Start of Excerpted records

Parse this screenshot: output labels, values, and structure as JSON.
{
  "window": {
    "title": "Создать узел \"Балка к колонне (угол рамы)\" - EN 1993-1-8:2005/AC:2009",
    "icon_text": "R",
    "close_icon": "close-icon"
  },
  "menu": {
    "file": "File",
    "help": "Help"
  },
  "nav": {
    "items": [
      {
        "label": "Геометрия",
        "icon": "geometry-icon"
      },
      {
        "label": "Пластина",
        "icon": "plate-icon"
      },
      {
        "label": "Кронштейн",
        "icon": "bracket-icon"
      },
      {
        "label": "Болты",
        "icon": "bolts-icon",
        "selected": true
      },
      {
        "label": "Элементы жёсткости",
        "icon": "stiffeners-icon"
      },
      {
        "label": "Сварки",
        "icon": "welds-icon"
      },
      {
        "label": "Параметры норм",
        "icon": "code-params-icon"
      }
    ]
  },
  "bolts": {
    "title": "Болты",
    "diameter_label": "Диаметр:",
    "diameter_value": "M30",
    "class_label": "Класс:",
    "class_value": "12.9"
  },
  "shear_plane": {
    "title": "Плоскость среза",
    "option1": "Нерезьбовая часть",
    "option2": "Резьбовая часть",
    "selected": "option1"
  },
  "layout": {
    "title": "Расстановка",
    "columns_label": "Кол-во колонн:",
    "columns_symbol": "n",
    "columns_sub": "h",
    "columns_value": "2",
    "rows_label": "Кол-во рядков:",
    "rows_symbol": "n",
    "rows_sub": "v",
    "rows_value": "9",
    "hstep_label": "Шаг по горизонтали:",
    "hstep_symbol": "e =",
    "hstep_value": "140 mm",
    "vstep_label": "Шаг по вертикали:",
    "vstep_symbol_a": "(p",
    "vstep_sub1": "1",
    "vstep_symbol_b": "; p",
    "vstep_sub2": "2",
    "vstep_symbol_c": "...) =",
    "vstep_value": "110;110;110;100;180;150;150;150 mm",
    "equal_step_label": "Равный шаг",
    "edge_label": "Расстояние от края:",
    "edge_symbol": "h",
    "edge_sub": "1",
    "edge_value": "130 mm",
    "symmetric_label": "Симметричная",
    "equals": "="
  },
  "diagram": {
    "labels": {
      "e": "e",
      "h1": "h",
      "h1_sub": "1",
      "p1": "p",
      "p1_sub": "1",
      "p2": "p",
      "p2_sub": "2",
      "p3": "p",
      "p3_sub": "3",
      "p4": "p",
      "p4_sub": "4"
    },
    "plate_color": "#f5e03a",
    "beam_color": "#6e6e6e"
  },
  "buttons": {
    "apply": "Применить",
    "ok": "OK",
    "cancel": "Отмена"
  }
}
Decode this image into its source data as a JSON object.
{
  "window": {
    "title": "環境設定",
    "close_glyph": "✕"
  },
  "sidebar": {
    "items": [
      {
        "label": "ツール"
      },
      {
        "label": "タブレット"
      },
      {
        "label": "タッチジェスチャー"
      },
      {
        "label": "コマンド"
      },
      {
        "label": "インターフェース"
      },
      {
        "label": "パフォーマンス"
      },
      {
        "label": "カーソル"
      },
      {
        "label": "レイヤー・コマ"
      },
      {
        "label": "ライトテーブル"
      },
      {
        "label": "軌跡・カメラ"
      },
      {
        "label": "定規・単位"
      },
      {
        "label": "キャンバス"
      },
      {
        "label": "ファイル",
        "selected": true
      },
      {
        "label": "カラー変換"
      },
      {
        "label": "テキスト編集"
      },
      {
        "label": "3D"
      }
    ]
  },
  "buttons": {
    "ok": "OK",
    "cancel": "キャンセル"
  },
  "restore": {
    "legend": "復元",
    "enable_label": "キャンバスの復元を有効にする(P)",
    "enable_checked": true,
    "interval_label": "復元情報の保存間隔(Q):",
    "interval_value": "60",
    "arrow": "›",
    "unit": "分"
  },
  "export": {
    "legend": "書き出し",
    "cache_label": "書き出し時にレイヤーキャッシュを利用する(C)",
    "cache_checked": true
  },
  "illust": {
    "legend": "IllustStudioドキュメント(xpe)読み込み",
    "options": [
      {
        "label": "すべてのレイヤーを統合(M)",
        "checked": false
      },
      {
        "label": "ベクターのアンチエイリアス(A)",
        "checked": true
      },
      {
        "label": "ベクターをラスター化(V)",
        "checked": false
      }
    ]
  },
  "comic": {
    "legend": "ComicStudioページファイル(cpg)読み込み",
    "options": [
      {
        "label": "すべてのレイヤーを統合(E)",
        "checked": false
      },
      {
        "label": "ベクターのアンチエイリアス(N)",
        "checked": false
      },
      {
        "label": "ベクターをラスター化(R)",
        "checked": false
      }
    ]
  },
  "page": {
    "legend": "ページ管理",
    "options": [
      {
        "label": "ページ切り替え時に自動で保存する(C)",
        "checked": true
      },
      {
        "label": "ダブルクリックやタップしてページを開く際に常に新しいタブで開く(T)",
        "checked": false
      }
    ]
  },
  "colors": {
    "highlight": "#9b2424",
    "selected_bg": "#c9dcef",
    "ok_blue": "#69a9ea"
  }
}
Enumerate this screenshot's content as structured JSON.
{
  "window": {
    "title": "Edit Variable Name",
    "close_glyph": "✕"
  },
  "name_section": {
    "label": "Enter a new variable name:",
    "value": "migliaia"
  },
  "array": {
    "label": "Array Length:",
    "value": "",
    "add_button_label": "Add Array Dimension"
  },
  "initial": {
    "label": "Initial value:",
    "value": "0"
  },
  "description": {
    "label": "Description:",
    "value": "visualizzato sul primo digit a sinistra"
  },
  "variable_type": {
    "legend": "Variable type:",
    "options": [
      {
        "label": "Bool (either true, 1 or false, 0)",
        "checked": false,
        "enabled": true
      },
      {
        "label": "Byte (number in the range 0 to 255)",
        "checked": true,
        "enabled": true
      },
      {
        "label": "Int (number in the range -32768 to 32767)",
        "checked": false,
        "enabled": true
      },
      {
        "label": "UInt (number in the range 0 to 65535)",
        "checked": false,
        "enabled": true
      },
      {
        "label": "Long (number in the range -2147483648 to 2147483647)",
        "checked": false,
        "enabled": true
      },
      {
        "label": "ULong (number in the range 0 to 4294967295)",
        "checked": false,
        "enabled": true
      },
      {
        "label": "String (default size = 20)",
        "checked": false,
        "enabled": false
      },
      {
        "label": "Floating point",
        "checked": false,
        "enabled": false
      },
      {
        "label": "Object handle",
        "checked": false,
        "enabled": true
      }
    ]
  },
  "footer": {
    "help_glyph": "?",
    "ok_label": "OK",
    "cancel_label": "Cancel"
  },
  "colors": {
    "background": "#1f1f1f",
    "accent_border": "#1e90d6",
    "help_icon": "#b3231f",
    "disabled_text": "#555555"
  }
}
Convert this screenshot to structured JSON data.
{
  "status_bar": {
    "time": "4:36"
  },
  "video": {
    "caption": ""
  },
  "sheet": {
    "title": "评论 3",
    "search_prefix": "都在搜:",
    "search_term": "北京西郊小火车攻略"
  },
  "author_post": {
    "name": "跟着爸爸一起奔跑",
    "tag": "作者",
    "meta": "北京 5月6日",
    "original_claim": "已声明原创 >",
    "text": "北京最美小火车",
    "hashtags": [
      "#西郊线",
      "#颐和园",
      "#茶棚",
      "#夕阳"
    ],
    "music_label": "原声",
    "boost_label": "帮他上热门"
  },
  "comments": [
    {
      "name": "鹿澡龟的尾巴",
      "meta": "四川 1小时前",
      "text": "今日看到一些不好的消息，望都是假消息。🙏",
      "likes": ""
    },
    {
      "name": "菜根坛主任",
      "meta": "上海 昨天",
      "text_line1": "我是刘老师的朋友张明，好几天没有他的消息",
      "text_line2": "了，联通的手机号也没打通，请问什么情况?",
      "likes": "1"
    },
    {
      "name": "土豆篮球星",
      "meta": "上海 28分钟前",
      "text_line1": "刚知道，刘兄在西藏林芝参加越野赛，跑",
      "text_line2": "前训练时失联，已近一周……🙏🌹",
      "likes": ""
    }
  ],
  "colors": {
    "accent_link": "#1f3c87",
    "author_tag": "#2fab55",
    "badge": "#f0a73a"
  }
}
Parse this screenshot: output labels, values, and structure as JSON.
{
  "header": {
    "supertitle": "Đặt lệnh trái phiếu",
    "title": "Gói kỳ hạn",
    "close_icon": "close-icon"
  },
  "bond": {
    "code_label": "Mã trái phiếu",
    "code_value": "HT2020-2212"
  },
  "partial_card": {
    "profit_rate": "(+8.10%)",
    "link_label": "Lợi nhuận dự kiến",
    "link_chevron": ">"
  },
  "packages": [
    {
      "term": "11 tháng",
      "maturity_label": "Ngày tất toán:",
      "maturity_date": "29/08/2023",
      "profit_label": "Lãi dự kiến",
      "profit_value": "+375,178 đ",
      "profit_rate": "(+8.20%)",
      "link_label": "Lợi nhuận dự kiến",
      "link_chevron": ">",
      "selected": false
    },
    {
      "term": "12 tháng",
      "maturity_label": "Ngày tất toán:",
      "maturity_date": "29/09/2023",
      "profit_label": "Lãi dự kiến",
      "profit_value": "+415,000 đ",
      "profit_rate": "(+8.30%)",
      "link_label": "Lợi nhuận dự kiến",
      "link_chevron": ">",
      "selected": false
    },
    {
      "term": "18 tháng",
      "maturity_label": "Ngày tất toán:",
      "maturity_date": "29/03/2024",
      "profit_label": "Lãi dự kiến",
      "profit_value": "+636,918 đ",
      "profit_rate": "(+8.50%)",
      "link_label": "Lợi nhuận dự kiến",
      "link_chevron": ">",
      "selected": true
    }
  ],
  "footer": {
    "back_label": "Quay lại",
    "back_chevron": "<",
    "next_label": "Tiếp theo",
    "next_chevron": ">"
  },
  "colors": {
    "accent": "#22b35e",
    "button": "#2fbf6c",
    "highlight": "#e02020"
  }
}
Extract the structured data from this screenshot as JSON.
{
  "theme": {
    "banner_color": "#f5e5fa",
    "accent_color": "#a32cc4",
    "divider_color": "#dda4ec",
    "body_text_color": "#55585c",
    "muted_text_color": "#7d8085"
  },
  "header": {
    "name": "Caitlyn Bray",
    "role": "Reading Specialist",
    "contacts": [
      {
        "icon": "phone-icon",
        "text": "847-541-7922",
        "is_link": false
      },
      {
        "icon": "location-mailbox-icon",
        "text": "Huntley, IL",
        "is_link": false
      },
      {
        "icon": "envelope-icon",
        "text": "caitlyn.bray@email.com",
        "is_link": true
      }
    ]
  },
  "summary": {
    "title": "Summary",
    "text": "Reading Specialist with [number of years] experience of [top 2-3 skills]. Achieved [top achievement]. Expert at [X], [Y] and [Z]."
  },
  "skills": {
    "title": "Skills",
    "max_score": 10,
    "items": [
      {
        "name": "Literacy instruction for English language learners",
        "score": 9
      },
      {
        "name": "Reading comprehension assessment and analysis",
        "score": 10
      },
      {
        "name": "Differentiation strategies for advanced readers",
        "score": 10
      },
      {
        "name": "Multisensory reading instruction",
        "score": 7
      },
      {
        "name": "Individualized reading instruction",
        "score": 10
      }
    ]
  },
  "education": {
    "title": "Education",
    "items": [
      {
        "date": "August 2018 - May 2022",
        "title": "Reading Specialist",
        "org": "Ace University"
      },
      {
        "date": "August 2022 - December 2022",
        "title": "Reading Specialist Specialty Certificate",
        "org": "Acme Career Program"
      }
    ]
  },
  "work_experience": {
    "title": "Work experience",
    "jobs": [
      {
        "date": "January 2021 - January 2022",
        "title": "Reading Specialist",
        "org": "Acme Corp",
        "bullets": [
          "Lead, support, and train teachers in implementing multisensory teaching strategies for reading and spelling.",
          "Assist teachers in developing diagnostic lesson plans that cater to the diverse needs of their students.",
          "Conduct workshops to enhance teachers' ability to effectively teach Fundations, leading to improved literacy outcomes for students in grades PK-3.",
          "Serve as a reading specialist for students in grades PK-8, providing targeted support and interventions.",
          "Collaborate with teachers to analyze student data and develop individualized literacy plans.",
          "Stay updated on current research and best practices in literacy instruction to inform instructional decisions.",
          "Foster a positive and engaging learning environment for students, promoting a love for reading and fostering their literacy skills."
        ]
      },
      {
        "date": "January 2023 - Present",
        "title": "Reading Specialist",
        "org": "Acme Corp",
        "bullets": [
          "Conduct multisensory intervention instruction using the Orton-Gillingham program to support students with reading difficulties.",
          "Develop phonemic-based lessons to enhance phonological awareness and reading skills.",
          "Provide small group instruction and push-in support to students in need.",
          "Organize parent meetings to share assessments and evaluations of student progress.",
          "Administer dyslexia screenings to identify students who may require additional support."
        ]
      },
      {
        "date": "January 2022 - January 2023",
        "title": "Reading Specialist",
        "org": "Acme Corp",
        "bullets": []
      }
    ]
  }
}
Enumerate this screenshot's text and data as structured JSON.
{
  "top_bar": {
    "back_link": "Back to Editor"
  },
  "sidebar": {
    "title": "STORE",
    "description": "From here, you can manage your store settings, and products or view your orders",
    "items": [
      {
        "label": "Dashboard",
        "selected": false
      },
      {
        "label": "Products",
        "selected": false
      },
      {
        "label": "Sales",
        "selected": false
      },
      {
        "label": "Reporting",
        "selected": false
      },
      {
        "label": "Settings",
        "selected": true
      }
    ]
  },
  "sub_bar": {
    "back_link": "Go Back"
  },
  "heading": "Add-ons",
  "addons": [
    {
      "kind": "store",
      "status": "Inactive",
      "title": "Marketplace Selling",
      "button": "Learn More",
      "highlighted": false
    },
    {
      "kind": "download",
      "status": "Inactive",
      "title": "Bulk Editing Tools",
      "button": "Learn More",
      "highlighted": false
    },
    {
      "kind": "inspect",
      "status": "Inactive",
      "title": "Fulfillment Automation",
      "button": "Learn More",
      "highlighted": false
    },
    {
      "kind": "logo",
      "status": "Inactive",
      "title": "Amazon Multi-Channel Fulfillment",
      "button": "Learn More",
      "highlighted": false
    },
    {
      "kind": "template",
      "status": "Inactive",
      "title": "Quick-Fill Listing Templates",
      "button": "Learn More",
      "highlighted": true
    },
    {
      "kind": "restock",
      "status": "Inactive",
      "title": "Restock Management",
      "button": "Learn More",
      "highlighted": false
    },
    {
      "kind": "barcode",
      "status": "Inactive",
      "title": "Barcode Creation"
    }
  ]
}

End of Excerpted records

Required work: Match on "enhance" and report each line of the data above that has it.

Your response:
          "Conduct workshops to enhance teachers' ability to effectively teach Fundations, leading to improved literacy outcomes for students in grades PK-3.",
          "Develop phonemic-based lessons to enhance phonological awareness and reading skills.",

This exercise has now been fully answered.